(Extracted material)

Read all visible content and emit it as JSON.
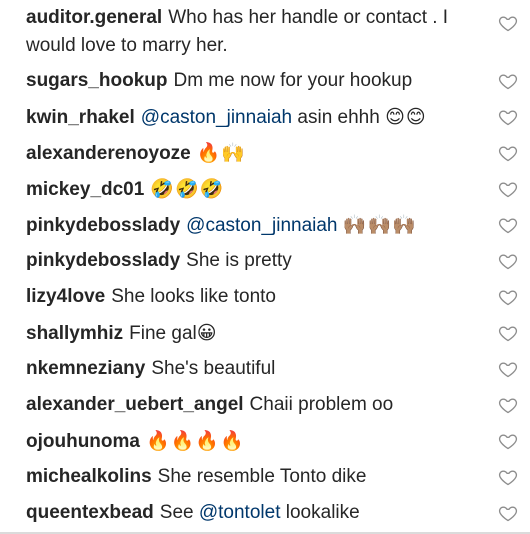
{
  "comments": [
    {
      "user": "auditor.general",
      "text": "Who has her handle or contact . I would love to marry her.",
      "mention": "",
      "emoji": ""
    },
    {
      "user": "sugars_hookup",
      "text": "Dm me now for your hookup",
      "mention": "",
      "emoji": ""
    },
    {
      "user": "kwin_rhakel",
      "text": "asin ehhh",
      "mention": "@caston_jinnaiah",
      "emoji": "😊😊"
    },
    {
      "user": "alexanderenoyoze",
      "text": "",
      "mention": "",
      "emoji": "🔥🙌"
    },
    {
      "user": "mickey_dc01",
      "text": "",
      "mention": "",
      "emoji": "🤣🤣🤣"
    },
    {
      "user": "pinkydebosslady",
      "text": "",
      "mention": "@caston_jinnaiah",
      "emoji": "🙌🏽🙌🏽🙌🏽"
    },
    {
      "user": "pinkydebosslady",
      "text": "She is pretty",
      "mention": "",
      "emoji": ""
    },
    {
      "user": "lizy4love",
      "text": "She looks like tonto",
      "mention": "",
      "emoji": ""
    },
    {
      "user": "shallymhiz",
      "text": "Fine gal",
      "mention": "",
      "emoji": "😀"
    },
    {
      "user": "nkemneziany",
      "text": "She's beautiful",
      "mention": "",
      "emoji": ""
    },
    {
      "user": "alexander_uebert_angel",
      "text": "Chaii problem oo",
      "mention": "",
      "emoji": ""
    },
    {
      "user": "ojouhunoma",
      "text": "",
      "mention": "",
      "emoji": "🔥🔥🔥🔥"
    },
    {
      "user": "michealkolins",
      "text": "She resemble Tonto dike",
      "mention": "",
      "emoji": ""
    },
    {
      "user": "queentexbead",
      "text": "lookalike",
      "prefix": "See",
      "mention": "@tontolet",
      "emoji": ""
    }
  ],
  "icons": {
    "like": "heart-outline-icon"
  },
  "colors": {
    "mention": "#00376b",
    "text": "#262626",
    "heart": "#8e8e8e"
  }
}
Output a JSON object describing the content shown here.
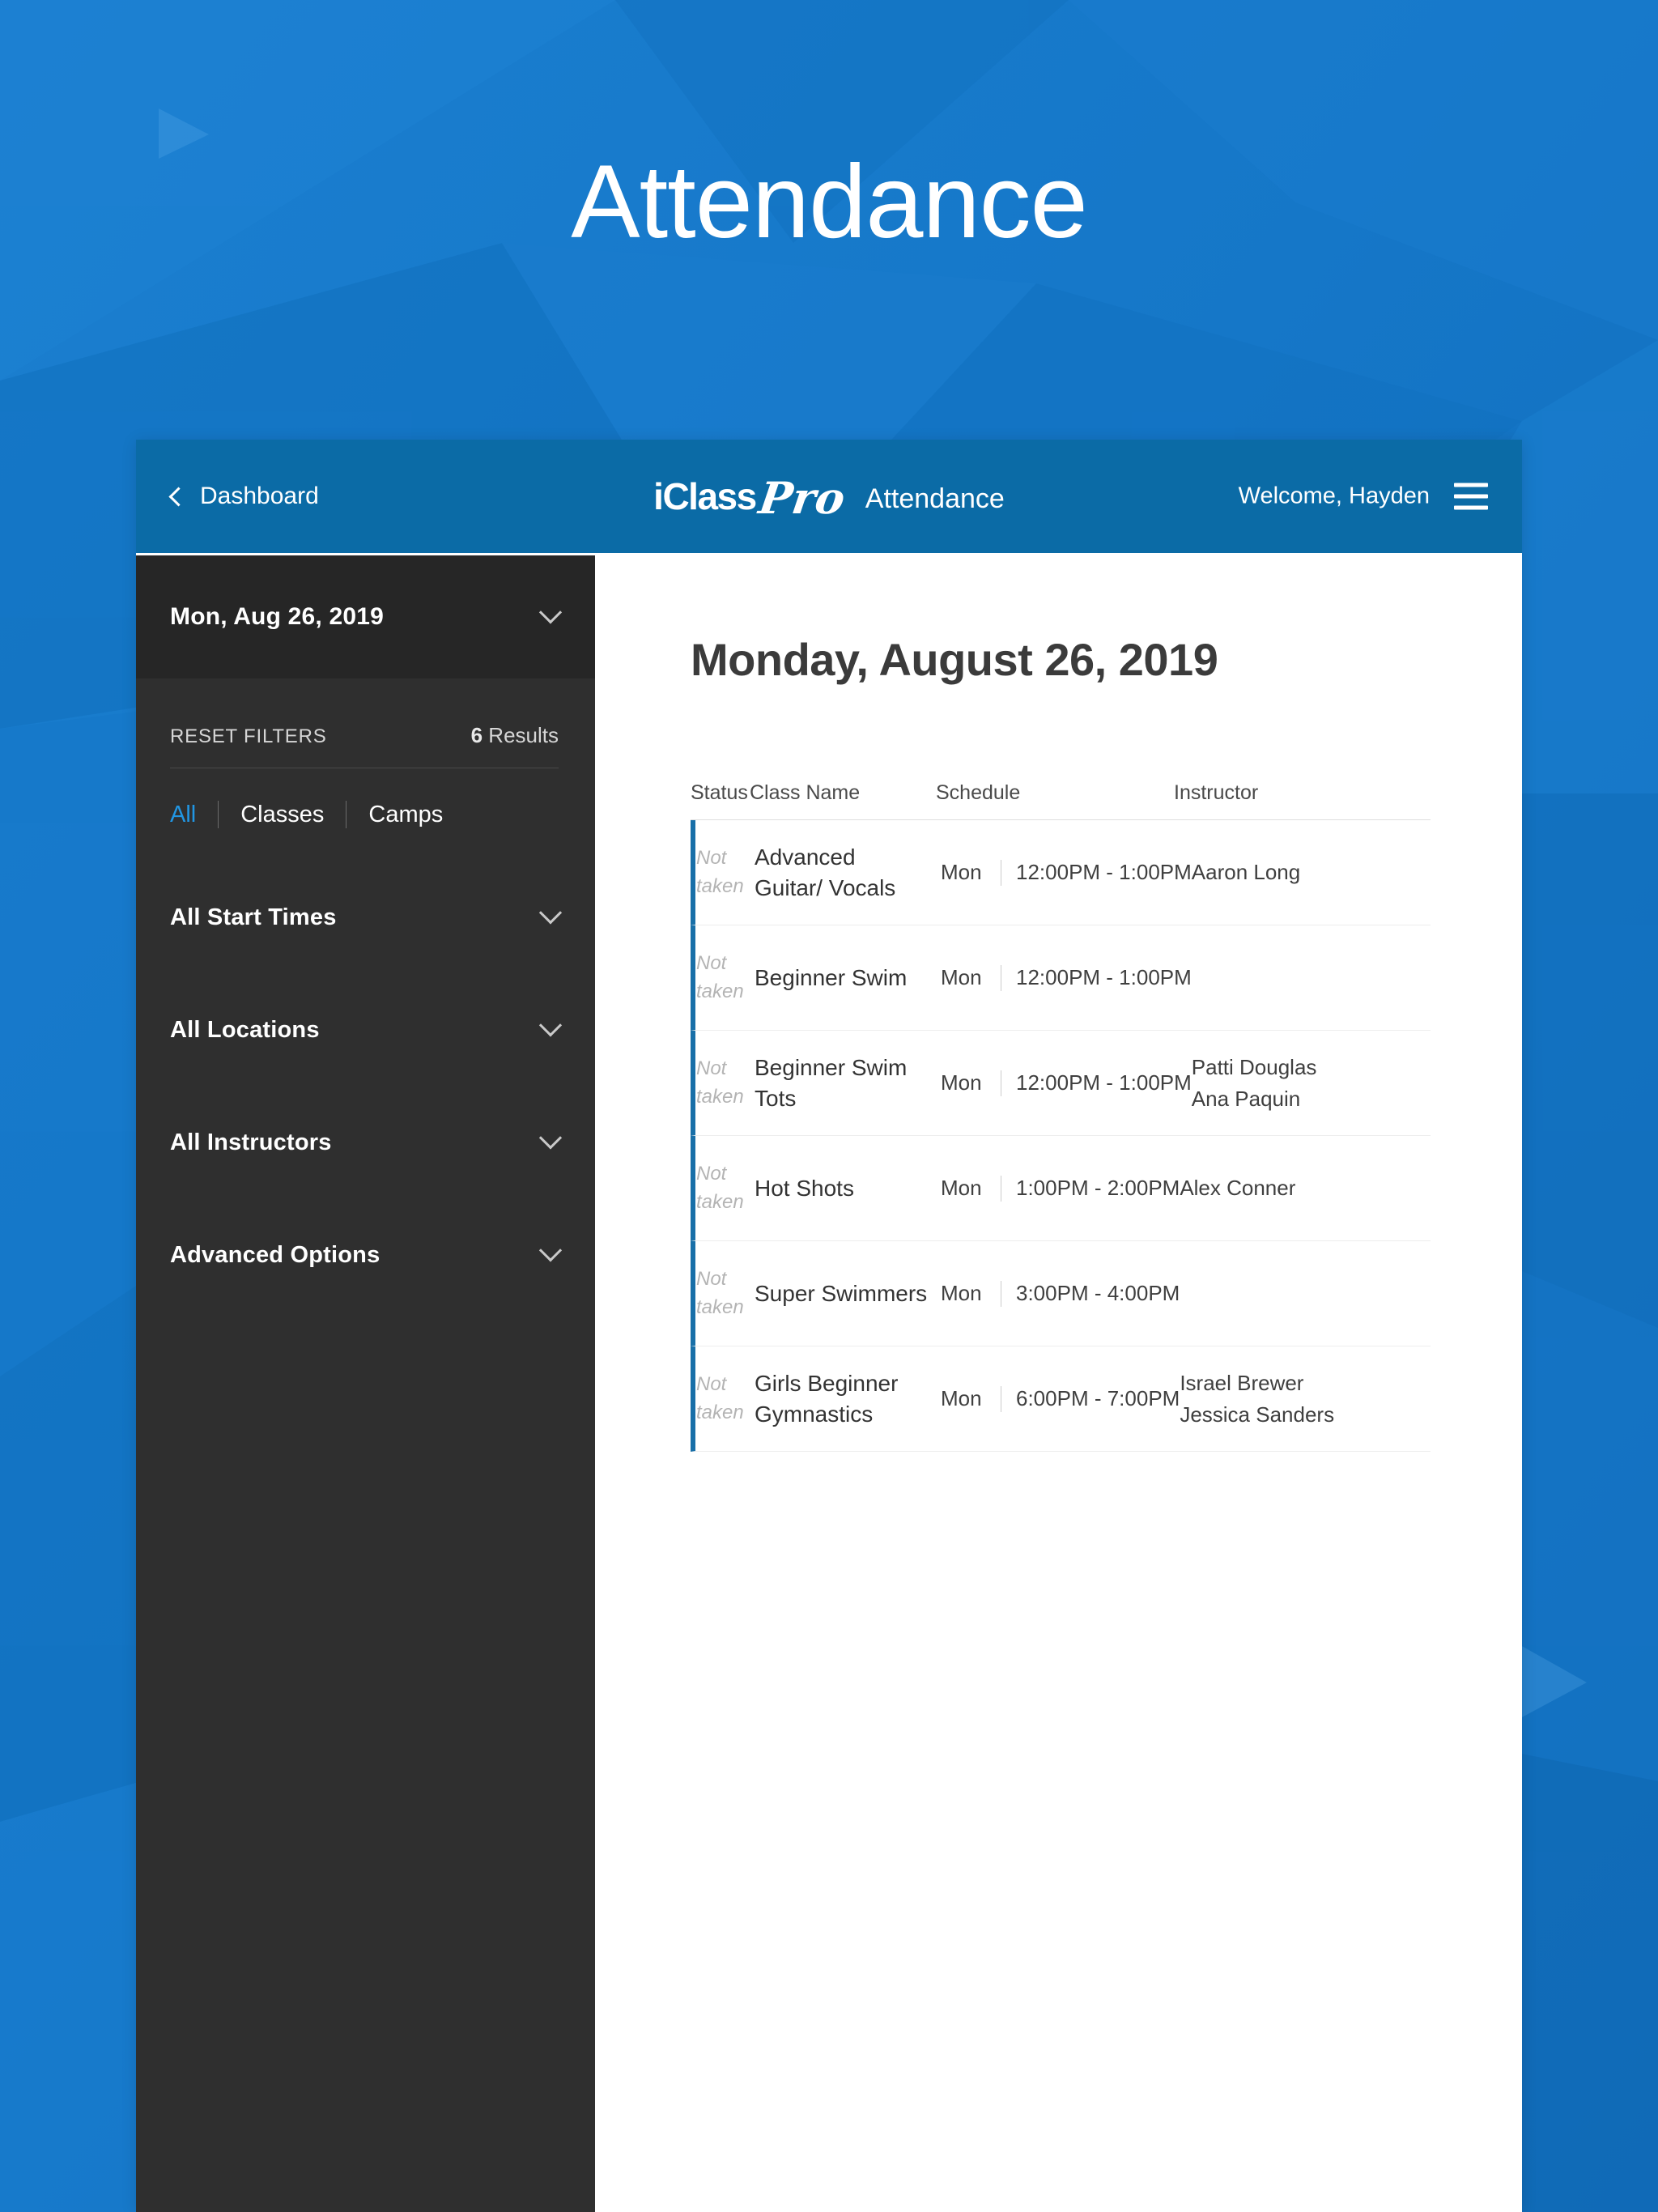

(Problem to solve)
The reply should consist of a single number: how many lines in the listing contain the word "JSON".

(Answer to this problem)
2